[Task to complete] Where does "Professional" occur in the listing? Copy every line that holds it.

[Material to process]

────────

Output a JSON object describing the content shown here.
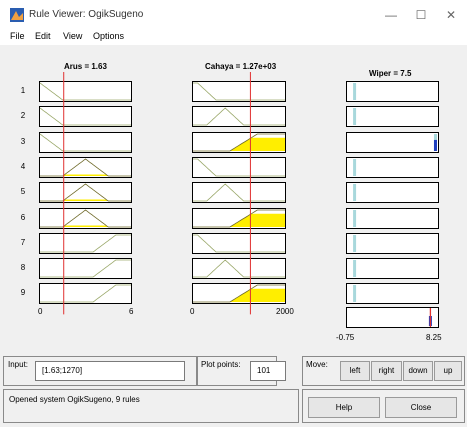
{
  "window": {
    "title": "Rule Viewer: OgikSugeno",
    "controls": {
      "minimize": "—",
      "maximize": "☐",
      "close": "✕"
    }
  },
  "menu": [
    "File",
    "Edit",
    "View",
    "Options"
  ],
  "variables": {
    "arus_title": "Arus = 1.63",
    "cahaya_title": "Cahaya = 1.27e+03",
    "wiper_title": "Wiper = 7.5"
  },
  "rows": [
    "1",
    "2",
    "3",
    "4",
    "5",
    "6",
    "7",
    "8",
    "9"
  ],
  "axes": {
    "arus_min": "0",
    "arus_max": "6",
    "cahaya_min": "0",
    "cahaya_max": "2000",
    "wiper_min": "-0.75",
    "wiper_max": "8.25"
  },
  "plot_values": {
    "arus": {
      "range": [
        0,
        6
      ],
      "current": 1.63,
      "mfs": [
        {
          "type": "zmf",
          "params": [
            0,
            1.5
          ]
        },
        {
          "type": "trimf",
          "params": [
            1.5,
            3,
            4.5
          ]
        },
        {
          "type": "smf",
          "params": [
            3.5,
            5
          ]
        }
      ],
      "rule_mf": [
        0,
        0,
        0,
        1,
        1,
        1,
        2,
        2,
        2
      ]
    },
    "cahaya": {
      "range": [
        0,
        2000
      ],
      "current": 1270,
      "mfs": [
        {
          "type": "zmf",
          "params": [
            100,
            500
          ]
        },
        {
          "type": "trimf",
          "params": [
            300,
            700,
            1100
          ]
        },
        {
          "type": "smf",
          "params": [
            800,
            1400
          ]
        }
      ],
      "rule_mf": [
        0,
        1,
        2,
        0,
        1,
        2,
        0,
        1,
        2
      ]
    },
    "wiper": {
      "range": [
        -0.75,
        8.25
      ],
      "current": 7.5,
      "outputs": [
        0,
        0,
        8,
        0,
        0,
        0,
        0,
        0,
        0
      ],
      "strengths": [
        0,
        0,
        0.65,
        0,
        0,
        0,
        0,
        0,
        0
      ]
    }
  },
  "controls": {
    "input_label": "Input:",
    "input_value": "[1.63;1270]",
    "plot_points_label": "Plot points:",
    "plot_points_value": "101",
    "move_label": "Move:",
    "left": "left",
    "right": "right",
    "down": "down",
    "up": "up",
    "status": "Opened system OgikSugeno, 9 rules",
    "help": "Help",
    "close": "Close"
  },
  "colors": {
    "fill": "#ffee00",
    "index_line": "#e03030",
    "output_bar": "#a8d8dc",
    "output_fill": "#1f3fbf",
    "mf_line": "#9aa86a"
  }
}
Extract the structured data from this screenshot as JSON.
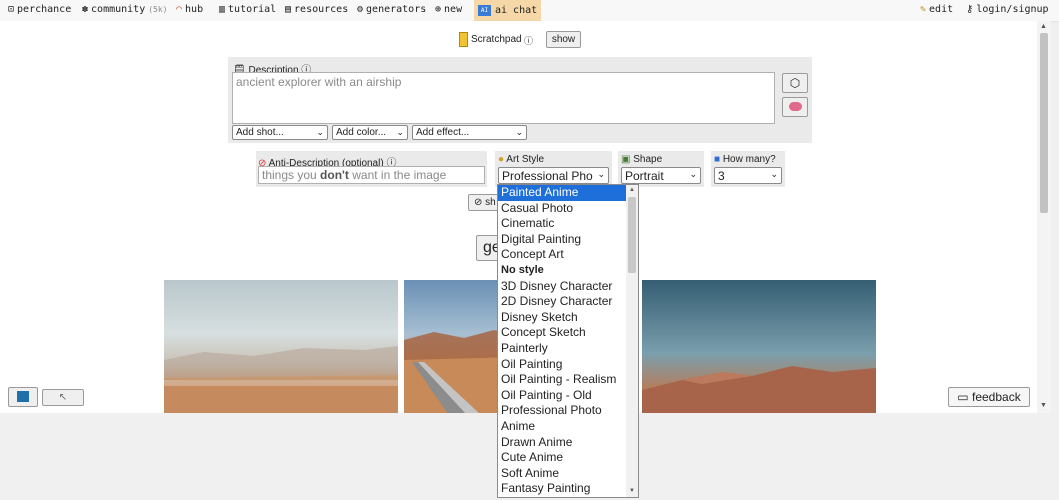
{
  "nav": {
    "perchance": "perchance",
    "community": "community",
    "community_tag": "(5k)",
    "hub": "hub",
    "tutorial": "tutorial",
    "resources": "resources",
    "generators": "generators",
    "new": "new",
    "ai_chat": "ai chat",
    "edit": "edit",
    "login": "login/signup"
  },
  "scratchpad": {
    "label": "Scratchpad",
    "show_button": "show"
  },
  "description": {
    "label": "Description",
    "value": "ancient explorer with an airship",
    "add_shot": "Add shot...",
    "add_color": "Add color...",
    "add_effect": "Add effect..."
  },
  "anti_description": {
    "label": "Anti-Description (optional)",
    "placeholder_pre": "things you ",
    "placeholder_bold": "don't",
    "placeholder_post": " want in the image"
  },
  "art_style": {
    "label": "Art Style",
    "selected": "Professional Pho",
    "options": [
      "Painted Anime",
      "Casual Photo",
      "Cinematic",
      "Digital Painting",
      "Concept Art",
      "No style",
      "3D Disney Character",
      "2D Disney Character",
      "Disney Sketch",
      "Concept Sketch",
      "Painterly",
      "Oil Painting",
      "Oil Painting - Realism",
      "Oil Painting - Old",
      "Professional Photo",
      "Anime",
      "Drawn Anime",
      "Cute Anime",
      "Soft Anime",
      "Fantasy Painting"
    ],
    "highlighted_index": 0,
    "bold_index": 5
  },
  "shape": {
    "label": "Shape",
    "selected": "Portrait"
  },
  "how_many": {
    "label": "How many?",
    "selected": "3"
  },
  "partial": {
    "share": "sh",
    "generate": "ge"
  },
  "feedback": "feedback",
  "colors": {
    "accent": "#1e6fd9",
    "ai_chat_bg": "#f6d7a7",
    "panel_bg": "#eaeaea"
  }
}
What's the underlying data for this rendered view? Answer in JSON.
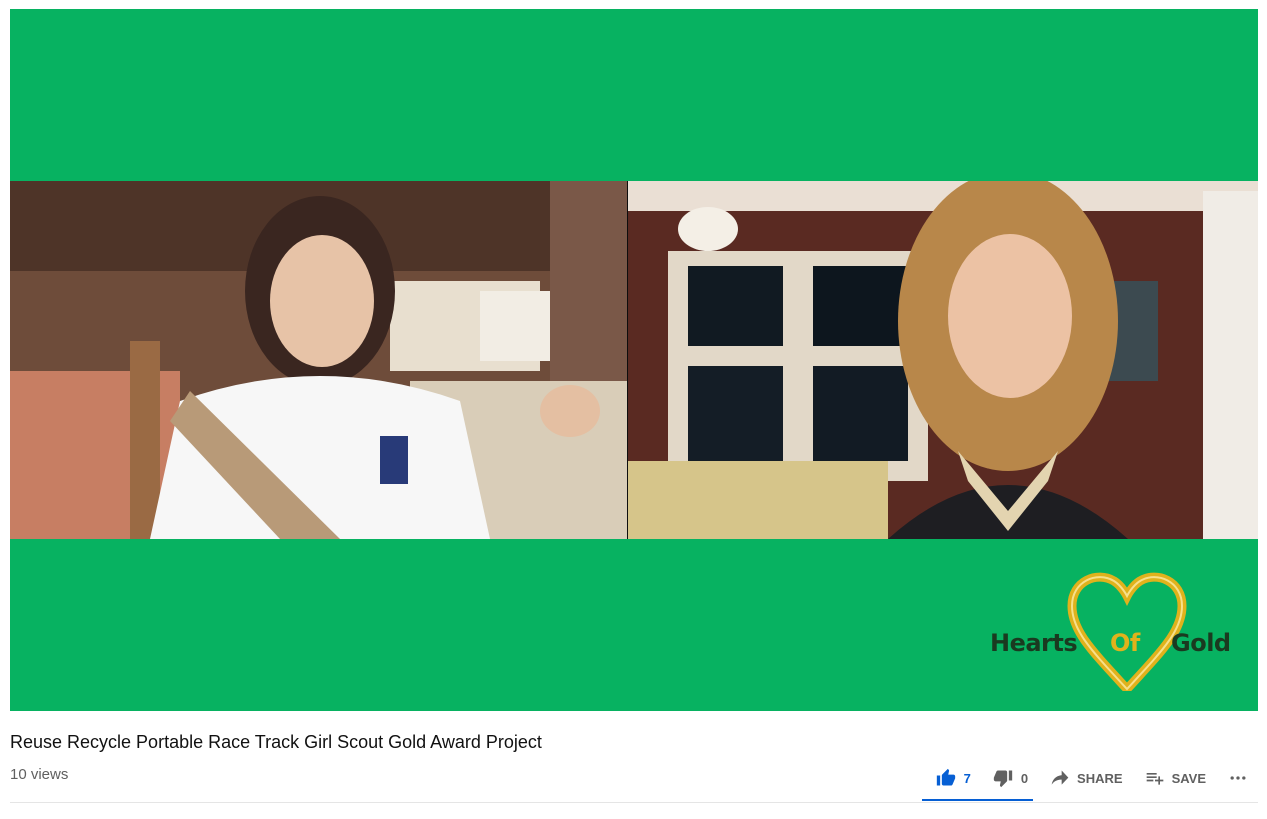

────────

[Completed exercise]
    "selected": "Professional Pho",
      "Professional Photo",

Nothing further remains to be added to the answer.